Photo created by freepik.com (link: https://www.freepik.com/photos/people)
Furthermore, what really sets this project and the initiatives it proposes apart from typical tourist and cultural activities (which favor large crowds and mass-produced ideas) is the shift it makes away from the ‘hotspots’ and towards the ‘hidden gems’ of a city instead. These alternative spaces located away from tourist and cultural centres are known as urban peripheries. Redirecting visitor flows away from congested tourist/cultural hubs and towards the periphery can meet pressing demands for more sustainable practices. Yet, the periphery’s appeal extends beyond attracting foreigners looking for more authentic ‘lived experiences’ – it also draws in inquisitive local audiences who feel alienated from the uninspiring, impersonal initiatives offered by mass tourism.
Our intended final goal with the DiOtherCity project is to demonstrate how the creation of alternative heritage narratives combined with digital content creation can inspire win-win solutions for both tourism and CCI professionals and the local communities in which they operate. Regardless of whether your city is dealing with issues of overtourism or could benefit from new forms of tourism, adopting alternative practices and venturing off the beaten path may just lead you down the path to success.
For more information on the #DiOtherCity stay on the lookout for updates from the project website, coming soon!
Pasikowska-Schnass, M. (2019) Employment in the cultural and creative sectors.
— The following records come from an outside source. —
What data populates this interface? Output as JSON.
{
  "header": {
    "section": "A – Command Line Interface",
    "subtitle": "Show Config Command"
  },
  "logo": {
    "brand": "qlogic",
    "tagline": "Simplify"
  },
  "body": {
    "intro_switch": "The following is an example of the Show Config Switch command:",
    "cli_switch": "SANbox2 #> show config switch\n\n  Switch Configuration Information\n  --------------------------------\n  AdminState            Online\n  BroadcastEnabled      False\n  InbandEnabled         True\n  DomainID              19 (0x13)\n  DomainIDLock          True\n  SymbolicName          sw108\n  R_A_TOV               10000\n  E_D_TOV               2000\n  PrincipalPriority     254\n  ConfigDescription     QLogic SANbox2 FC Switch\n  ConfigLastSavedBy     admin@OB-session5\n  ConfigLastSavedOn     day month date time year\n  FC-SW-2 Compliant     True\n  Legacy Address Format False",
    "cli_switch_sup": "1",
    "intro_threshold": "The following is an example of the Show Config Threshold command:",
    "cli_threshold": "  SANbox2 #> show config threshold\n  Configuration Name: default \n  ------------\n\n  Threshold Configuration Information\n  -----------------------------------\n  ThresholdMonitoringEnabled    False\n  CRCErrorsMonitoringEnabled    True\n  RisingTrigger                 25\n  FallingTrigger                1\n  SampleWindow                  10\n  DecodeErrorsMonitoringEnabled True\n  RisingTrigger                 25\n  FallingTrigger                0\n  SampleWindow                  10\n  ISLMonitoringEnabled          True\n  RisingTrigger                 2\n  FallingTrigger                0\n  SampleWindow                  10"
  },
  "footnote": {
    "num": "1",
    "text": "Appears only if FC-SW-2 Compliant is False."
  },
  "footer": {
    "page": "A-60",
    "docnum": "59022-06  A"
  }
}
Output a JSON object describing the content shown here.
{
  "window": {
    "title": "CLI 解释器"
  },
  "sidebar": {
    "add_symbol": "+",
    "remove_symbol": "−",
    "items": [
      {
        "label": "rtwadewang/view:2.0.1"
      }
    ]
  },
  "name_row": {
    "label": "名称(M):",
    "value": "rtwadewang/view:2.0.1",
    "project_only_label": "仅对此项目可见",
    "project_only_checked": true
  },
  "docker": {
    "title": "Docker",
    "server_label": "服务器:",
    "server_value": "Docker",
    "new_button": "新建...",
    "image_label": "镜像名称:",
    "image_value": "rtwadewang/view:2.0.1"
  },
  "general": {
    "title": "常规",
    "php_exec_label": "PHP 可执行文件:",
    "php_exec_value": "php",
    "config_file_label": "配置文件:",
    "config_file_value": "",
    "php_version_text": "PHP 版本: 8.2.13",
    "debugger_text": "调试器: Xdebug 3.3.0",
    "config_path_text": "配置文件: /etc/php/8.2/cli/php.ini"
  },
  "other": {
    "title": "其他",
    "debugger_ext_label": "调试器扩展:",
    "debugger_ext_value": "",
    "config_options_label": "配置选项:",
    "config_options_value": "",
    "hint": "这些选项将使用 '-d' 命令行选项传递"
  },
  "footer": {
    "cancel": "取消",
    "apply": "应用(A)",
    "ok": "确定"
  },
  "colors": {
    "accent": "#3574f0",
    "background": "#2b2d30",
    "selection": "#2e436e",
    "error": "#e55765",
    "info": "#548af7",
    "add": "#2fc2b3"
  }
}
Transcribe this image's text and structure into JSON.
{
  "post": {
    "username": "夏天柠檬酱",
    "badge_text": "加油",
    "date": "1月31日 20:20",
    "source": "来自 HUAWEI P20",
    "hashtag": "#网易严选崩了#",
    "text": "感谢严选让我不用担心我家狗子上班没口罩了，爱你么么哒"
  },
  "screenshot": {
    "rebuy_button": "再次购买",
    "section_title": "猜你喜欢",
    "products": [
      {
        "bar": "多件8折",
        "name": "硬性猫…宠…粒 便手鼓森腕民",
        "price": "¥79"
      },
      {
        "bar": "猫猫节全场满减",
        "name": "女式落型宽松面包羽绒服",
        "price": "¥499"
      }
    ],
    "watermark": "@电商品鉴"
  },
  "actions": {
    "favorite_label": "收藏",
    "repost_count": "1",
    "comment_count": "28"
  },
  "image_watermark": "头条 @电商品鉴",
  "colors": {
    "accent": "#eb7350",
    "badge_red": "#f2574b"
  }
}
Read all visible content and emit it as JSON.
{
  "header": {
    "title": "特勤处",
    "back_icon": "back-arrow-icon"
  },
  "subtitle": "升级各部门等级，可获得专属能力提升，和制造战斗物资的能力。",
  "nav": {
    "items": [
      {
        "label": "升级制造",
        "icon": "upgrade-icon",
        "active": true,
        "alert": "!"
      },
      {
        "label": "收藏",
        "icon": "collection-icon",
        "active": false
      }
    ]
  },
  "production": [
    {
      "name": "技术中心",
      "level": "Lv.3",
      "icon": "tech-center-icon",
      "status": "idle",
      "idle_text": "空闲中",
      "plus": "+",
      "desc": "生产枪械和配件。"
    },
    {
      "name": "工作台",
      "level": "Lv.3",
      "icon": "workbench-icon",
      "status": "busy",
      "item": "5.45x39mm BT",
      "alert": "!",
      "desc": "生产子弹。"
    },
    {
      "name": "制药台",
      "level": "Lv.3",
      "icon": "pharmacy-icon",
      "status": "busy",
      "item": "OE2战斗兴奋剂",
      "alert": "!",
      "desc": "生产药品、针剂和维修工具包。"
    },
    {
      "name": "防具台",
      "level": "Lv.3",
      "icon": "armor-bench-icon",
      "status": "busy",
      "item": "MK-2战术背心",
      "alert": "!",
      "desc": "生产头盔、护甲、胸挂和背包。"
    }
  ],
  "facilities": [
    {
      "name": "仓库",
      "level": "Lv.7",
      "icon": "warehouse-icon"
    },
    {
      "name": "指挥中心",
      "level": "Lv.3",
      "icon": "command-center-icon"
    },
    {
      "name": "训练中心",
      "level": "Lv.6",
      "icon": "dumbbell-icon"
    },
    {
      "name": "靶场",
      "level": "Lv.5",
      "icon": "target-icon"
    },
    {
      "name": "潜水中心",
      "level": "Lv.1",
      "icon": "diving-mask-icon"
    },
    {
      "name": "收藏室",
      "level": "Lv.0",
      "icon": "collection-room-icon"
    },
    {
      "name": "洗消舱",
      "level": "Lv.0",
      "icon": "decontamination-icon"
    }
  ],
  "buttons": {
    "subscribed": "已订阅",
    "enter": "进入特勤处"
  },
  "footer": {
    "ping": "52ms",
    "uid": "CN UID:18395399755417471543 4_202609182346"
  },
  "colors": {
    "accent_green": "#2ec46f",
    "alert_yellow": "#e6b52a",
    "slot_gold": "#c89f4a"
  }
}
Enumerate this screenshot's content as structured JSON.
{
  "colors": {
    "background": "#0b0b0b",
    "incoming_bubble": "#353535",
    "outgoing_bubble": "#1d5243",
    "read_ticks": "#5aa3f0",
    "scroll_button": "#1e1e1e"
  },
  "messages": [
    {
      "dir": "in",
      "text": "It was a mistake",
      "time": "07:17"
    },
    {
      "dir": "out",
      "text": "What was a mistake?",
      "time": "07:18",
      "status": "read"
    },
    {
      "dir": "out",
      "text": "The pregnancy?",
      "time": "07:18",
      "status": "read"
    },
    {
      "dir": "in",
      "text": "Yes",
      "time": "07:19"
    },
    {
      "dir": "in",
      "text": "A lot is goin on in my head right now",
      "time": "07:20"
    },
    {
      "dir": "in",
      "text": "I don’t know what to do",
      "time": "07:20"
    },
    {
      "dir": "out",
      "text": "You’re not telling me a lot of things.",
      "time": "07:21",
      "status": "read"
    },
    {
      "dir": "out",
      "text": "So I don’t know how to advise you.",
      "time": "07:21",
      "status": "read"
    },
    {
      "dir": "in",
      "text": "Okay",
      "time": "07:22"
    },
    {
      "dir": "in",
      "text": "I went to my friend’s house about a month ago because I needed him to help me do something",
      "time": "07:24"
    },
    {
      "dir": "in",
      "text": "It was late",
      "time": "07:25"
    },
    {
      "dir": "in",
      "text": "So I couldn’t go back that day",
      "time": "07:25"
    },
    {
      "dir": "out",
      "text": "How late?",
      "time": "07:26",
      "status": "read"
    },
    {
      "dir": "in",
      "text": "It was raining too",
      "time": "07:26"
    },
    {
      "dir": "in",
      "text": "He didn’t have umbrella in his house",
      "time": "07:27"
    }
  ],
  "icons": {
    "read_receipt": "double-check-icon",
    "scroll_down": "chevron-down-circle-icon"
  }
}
Briefing. European Parliamentary Research Service, p. 12. Available here.